WORK INSTRUCTION: Each entry should be set down exactly as written, except for any picture it holds.

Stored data
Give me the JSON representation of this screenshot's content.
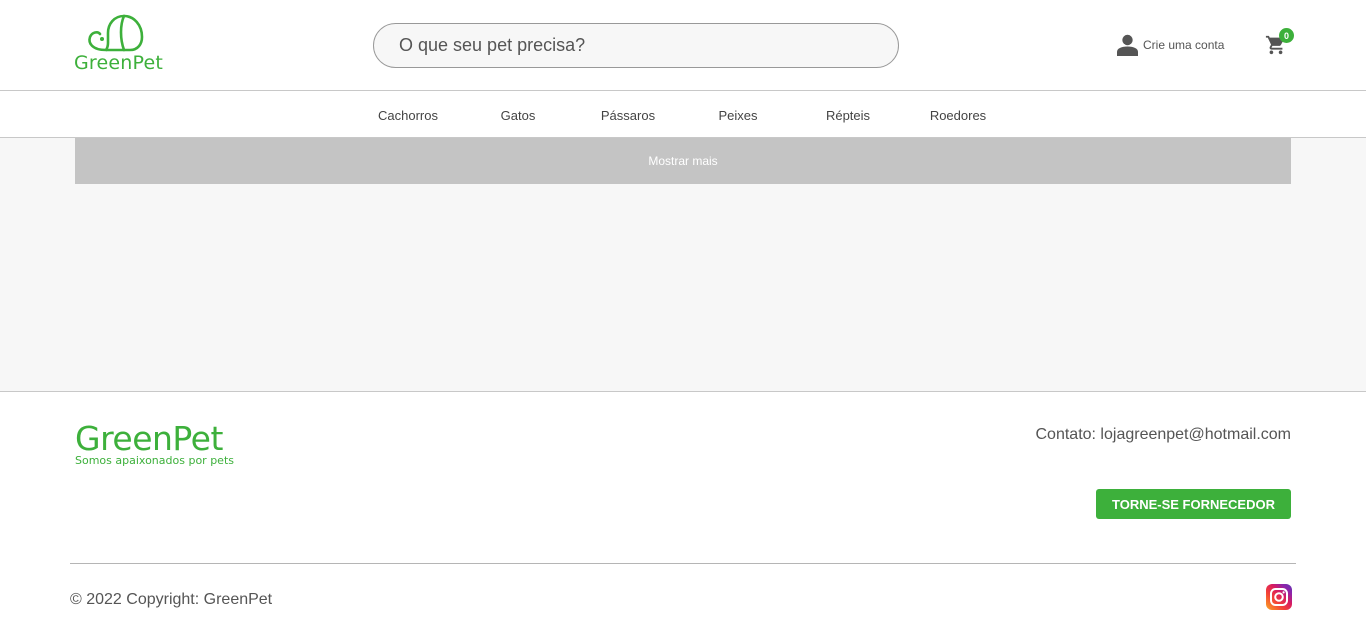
{
  "header": {
    "logo_text": "GreenPet",
    "search_placeholder": "O que seu pet precisa?",
    "account_label": "Crie uma conta",
    "cart_count": "0"
  },
  "categories": [
    "Cachorros",
    "Gatos",
    "Pássaros",
    "Peixes",
    "Répteis",
    "Roedores"
  ],
  "main": {
    "show_more_label": "Mostrar mais"
  },
  "footer": {
    "brand_name": "GreenPet",
    "brand_tagline": "Somos apaixonados por pets",
    "contact": "Contato: lojagreenpet@hotmail.com",
    "supplier_button": "TORNE-SE FORNECEDOR",
    "copyright": "© 2022 Copyright: GreenPet"
  },
  "colors": {
    "brand_green": "#3db03b",
    "show_more_bg": "#c4c4c4",
    "main_bg": "#f7f7f7"
  },
  "icons": {
    "logo": "dog-face-icon",
    "account": "user-icon",
    "cart": "cart-icon",
    "social": "instagram-icon"
  }
}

REPLY:
Give me the JSON representation of this screenshot's content.
{
  "header": {
    "logo_text": "GreenPet",
    "search_placeholder": "O que seu pet precisa?",
    "account_label": "Crie uma conta",
    "cart_count": "0"
  },
  "categories": [
    "Cachorros",
    "Gatos",
    "Pássaros",
    "Peixes",
    "Répteis",
    "Roedores"
  ],
  "main": {
    "show_more_label": "Mostrar mais"
  },
  "footer": {
    "brand_name": "GreenPet",
    "brand_tagline": "Somos apaixonados por pets",
    "contact": "Contato: lojagreenpet@hotmail.com",
    "supplier_button": "TORNE-SE FORNECEDOR",
    "copyright": "© 2022 Copyright: GreenPet"
  },
  "colors": {
    "brand_green": "#3db03b",
    "show_more_bg": "#c4c4c4",
    "main_bg": "#f7f7f7"
  },
  "icons": {
    "logo": "dog-face-icon",
    "account": "user-icon",
    "cart": "cart-icon",
    "social": "instagram-icon"
  }
}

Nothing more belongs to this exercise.